■ TASK ITEM: Go through the entries below and copy every line that holds the word "prefix".

[Website and app data records]
────────────────

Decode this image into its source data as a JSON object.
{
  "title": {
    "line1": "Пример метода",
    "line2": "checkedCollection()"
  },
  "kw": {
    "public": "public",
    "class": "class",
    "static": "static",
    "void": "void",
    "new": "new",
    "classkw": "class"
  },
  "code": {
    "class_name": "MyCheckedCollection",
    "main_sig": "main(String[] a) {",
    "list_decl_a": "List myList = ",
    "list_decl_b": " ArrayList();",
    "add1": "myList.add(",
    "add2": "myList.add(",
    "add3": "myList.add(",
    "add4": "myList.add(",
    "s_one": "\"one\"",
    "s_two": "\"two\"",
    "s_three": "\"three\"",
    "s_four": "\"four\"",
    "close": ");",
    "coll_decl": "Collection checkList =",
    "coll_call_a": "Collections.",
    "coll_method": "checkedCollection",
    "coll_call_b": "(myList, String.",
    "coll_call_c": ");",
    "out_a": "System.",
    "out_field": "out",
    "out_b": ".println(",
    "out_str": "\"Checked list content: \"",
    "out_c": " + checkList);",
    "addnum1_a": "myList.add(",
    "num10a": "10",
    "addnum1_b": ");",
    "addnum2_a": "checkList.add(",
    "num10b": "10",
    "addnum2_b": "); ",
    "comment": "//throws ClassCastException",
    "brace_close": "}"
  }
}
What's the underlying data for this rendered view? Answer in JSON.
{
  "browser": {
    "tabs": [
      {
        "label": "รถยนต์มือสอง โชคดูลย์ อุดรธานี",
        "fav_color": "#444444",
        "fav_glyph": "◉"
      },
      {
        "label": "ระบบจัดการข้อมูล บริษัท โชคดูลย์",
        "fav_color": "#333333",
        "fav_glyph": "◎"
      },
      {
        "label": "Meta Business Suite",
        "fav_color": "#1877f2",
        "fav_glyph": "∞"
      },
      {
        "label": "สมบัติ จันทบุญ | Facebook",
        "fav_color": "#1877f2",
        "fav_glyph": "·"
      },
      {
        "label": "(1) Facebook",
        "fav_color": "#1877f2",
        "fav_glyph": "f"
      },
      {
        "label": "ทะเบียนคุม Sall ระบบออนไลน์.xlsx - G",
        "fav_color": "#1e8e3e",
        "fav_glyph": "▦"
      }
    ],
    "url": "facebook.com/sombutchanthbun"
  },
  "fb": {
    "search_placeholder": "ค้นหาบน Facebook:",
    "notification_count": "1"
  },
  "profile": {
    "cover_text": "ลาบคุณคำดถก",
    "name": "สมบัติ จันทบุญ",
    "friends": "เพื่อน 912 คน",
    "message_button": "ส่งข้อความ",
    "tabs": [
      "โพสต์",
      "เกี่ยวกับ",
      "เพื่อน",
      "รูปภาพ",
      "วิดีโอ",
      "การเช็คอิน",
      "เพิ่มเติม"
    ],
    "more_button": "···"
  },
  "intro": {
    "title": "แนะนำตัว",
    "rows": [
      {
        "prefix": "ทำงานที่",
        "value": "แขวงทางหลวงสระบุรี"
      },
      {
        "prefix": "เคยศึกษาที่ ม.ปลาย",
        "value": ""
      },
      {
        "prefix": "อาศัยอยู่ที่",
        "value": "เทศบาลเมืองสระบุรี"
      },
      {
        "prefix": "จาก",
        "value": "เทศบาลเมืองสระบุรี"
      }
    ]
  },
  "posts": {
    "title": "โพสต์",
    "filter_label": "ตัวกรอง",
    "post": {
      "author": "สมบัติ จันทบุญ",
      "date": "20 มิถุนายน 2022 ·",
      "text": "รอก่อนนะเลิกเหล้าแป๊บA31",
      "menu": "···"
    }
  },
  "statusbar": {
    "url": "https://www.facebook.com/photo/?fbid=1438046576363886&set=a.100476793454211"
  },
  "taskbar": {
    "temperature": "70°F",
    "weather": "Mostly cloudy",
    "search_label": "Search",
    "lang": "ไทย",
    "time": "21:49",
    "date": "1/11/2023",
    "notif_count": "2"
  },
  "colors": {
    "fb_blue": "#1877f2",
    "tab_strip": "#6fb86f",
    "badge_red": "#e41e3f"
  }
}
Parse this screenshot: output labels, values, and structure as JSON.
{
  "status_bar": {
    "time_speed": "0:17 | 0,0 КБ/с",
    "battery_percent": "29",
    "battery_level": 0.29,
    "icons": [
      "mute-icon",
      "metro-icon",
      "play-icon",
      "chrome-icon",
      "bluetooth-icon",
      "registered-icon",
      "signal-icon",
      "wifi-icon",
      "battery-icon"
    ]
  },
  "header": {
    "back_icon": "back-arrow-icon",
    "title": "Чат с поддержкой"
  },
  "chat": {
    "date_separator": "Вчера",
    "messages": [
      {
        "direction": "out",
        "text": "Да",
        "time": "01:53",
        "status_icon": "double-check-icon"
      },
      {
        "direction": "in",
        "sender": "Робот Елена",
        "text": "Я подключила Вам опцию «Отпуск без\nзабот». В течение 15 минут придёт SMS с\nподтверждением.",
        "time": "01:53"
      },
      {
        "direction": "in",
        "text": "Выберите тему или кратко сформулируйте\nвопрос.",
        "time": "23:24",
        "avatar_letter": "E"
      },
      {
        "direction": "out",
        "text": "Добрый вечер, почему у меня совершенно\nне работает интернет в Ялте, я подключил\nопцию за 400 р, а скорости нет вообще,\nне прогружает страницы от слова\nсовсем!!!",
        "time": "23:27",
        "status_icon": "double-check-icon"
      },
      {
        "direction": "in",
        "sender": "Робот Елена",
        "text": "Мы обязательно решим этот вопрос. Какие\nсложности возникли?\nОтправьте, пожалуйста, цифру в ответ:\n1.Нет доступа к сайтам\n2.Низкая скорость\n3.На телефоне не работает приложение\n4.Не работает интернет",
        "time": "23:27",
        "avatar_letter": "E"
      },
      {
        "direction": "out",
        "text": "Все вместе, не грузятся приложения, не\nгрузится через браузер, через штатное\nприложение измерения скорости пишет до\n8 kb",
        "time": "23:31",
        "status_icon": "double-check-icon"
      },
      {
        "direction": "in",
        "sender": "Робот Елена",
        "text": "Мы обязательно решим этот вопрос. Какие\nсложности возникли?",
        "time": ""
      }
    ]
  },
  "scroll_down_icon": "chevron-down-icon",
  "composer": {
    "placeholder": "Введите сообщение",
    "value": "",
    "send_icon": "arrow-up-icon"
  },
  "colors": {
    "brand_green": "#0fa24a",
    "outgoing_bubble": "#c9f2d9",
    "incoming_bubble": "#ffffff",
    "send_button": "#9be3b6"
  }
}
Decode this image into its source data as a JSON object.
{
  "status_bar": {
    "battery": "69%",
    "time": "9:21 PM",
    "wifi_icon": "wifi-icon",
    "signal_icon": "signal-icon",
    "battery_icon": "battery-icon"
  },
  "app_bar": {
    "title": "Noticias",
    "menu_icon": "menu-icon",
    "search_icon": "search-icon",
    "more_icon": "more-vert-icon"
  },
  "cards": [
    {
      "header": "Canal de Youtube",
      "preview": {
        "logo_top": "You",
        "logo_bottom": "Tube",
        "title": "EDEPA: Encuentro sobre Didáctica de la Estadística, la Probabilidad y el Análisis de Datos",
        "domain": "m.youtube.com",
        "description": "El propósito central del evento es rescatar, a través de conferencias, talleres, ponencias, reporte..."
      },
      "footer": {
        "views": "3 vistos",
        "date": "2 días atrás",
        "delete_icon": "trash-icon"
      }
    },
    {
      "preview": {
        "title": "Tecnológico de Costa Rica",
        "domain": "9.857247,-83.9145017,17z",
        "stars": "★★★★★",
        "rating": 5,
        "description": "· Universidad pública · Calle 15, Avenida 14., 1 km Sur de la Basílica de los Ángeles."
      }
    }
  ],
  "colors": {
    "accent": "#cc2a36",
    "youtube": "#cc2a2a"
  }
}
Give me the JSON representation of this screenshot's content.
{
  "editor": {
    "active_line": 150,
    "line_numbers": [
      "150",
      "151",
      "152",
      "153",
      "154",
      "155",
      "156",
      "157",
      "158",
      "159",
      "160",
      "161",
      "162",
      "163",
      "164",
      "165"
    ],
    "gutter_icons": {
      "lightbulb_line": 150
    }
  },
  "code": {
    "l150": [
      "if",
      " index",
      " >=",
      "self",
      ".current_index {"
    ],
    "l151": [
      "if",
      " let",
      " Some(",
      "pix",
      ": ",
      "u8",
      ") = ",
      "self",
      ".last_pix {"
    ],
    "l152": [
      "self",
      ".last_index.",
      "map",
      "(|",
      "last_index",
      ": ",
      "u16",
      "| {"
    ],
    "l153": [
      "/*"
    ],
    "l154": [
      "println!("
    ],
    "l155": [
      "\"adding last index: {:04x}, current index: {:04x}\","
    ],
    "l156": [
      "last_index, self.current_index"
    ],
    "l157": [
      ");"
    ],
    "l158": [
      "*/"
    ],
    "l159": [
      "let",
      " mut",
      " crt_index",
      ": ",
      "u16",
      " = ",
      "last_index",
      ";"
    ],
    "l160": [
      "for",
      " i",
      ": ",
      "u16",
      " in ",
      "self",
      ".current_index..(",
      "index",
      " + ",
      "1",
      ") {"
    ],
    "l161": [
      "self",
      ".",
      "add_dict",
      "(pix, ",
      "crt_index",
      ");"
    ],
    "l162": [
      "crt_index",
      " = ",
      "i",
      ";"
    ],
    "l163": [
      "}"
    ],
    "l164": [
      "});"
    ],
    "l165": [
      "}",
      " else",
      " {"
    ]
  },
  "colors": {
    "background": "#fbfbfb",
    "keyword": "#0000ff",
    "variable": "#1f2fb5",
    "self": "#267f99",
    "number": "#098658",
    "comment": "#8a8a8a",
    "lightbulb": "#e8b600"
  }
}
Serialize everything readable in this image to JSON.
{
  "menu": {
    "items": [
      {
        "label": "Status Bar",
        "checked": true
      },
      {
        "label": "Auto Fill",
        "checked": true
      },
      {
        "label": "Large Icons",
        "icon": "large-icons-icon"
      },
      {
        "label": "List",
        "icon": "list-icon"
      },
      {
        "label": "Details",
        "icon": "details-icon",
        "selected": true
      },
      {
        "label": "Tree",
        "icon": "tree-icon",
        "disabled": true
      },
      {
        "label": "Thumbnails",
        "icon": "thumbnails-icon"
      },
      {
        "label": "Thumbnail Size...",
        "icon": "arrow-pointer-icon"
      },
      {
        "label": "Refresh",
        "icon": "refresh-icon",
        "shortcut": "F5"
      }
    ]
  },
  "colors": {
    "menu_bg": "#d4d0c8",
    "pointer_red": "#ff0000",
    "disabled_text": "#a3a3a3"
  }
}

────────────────

■ ANSWER BELOW:
        "prefix": "ทำงานที่",
        "prefix": "เคยศึกษาที่ ม.ปลาย",
        "prefix": "อาศัยอยู่ที่",
        "prefix": "จาก",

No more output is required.